=== Your goal ===
Every entry below should be reproduced exactly; no picture is to be included.
━━━━━ Exercise inputs ━━━━━
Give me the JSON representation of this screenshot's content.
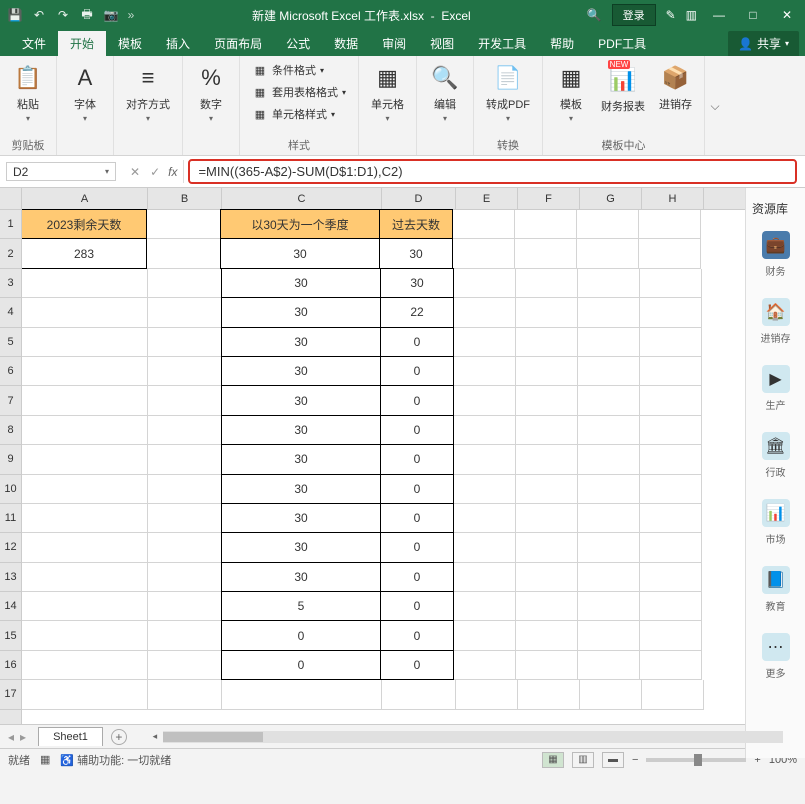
{
  "title": {
    "filename": "新建 Microsoft Excel 工作表.xlsx",
    "appname": "Excel",
    "login": "登录"
  },
  "tabs": {
    "file": "文件",
    "home": "开始",
    "template": "模板",
    "insert": "插入",
    "pagelayout": "页面布局",
    "formulas": "公式",
    "data": "数据",
    "review": "审阅",
    "view": "视图",
    "dev": "开发工具",
    "help": "帮助",
    "pdf": "PDF工具",
    "share": "共享"
  },
  "ribbon": {
    "paste": "粘贴",
    "clipboard": "剪贴板",
    "font": "字体",
    "align": "对齐方式",
    "number": "数字",
    "condformat": "条件格式",
    "tableformat": "套用表格格式",
    "cellstyle": "单元格样式",
    "styles": "样式",
    "cells": "单元格",
    "editing": "编辑",
    "topdf": "转成PDF",
    "convert": "转换",
    "templates": "模板",
    "finance": "财务报表",
    "inventory": "进销存",
    "templatecenter": "模板中心",
    "new": "NEW"
  },
  "formula": {
    "cellref": "D2",
    "value": "=MIN((365-A$2)-SUM(D$1:D1),C2)",
    "fx": "fx"
  },
  "cols": [
    "A",
    "B",
    "C",
    "D",
    "E",
    "F",
    "G",
    "H"
  ],
  "rows": [
    "1",
    "2",
    "3",
    "4",
    "5",
    "6",
    "7",
    "8",
    "9",
    "10",
    "11",
    "12",
    "13",
    "14",
    "15",
    "16",
    "17"
  ],
  "cells": {
    "A1": "2023剩余天数",
    "A2": "283",
    "C1": "以30天为一个季度",
    "D1": "过去天数",
    "C2": "30",
    "D2": "30",
    "C3": "30",
    "D3": "30",
    "C4": "30",
    "D4": "22",
    "C5": "30",
    "D5": "0",
    "C6": "30",
    "D6": "0",
    "C7": "30",
    "D7": "0",
    "C8": "30",
    "D8": "0",
    "C9": "30",
    "D9": "0",
    "C10": "30",
    "D10": "0",
    "C11": "30",
    "D11": "0",
    "C12": "30",
    "D12": "0",
    "C13": "30",
    "D13": "0",
    "C14": "5",
    "D14": "0",
    "C15": "0",
    "D15": "0",
    "C16": "0",
    "D16": "0"
  },
  "respane": {
    "title": "资源库",
    "items": [
      "财务",
      "进销存",
      "生产",
      "行政",
      "市场",
      "教育",
      "更多"
    ]
  },
  "sheet": {
    "name": "Sheet1"
  },
  "status": {
    "ready": "就绪",
    "access": "辅助功能: 一切就绪",
    "zoom": "100%"
  }
}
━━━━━
=== Result of the task ===
Give me the JSON representation of this screenshot's content.
{
  "title": {
    "filename": "新建 Microsoft Excel 工作表.xlsx",
    "appname": "Excel",
    "login": "登录"
  },
  "tabs": {
    "file": "文件",
    "home": "开始",
    "template": "模板",
    "insert": "插入",
    "pagelayout": "页面布局",
    "formulas": "公式",
    "data": "数据",
    "review": "审阅",
    "view": "视图",
    "dev": "开发工具",
    "help": "帮助",
    "pdf": "PDF工具",
    "share": "共享"
  },
  "ribbon": {
    "paste": "粘贴",
    "clipboard": "剪贴板",
    "font": "字体",
    "align": "对齐方式",
    "number": "数字",
    "condformat": "条件格式",
    "tableformat": "套用表格格式",
    "cellstyle": "单元格样式",
    "styles": "样式",
    "cells": "单元格",
    "editing": "编辑",
    "topdf": "转成PDF",
    "convert": "转换",
    "templates": "模板",
    "finance": "财务报表",
    "inventory": "进销存",
    "templatecenter": "模板中心",
    "new": "NEW"
  },
  "formula": {
    "cellref": "D2",
    "value": "=MIN((365-A$2)-SUM(D$1:D1),C2)",
    "fx": "fx"
  },
  "cols": [
    "A",
    "B",
    "C",
    "D",
    "E",
    "F",
    "G",
    "H"
  ],
  "rows": [
    "1",
    "2",
    "3",
    "4",
    "5",
    "6",
    "7",
    "8",
    "9",
    "10",
    "11",
    "12",
    "13",
    "14",
    "15",
    "16",
    "17"
  ],
  "cells": {
    "A1": "2023剩余天数",
    "A2": "283",
    "C1": "以30天为一个季度",
    "D1": "过去天数",
    "C2": "30",
    "D2": "30",
    "C3": "30",
    "D3": "30",
    "C4": "30",
    "D4": "22",
    "C5": "30",
    "D5": "0",
    "C6": "30",
    "D6": "0",
    "C7": "30",
    "D7": "0",
    "C8": "30",
    "D8": "0",
    "C9": "30",
    "D9": "0",
    "C10": "30",
    "D10": "0",
    "C11": "30",
    "D11": "0",
    "C12": "30",
    "D12": "0",
    "C13": "30",
    "D13": "0",
    "C14": "5",
    "D14": "0",
    "C15": "0",
    "D15": "0",
    "C16": "0",
    "D16": "0"
  },
  "respane": {
    "title": "资源库",
    "items": [
      "财务",
      "进销存",
      "生产",
      "行政",
      "市场",
      "教育",
      "更多"
    ]
  },
  "sheet": {
    "name": "Sheet1"
  },
  "status": {
    "ready": "就绪",
    "access": "辅助功能: 一切就绪",
    "zoom": "100%"
  }
}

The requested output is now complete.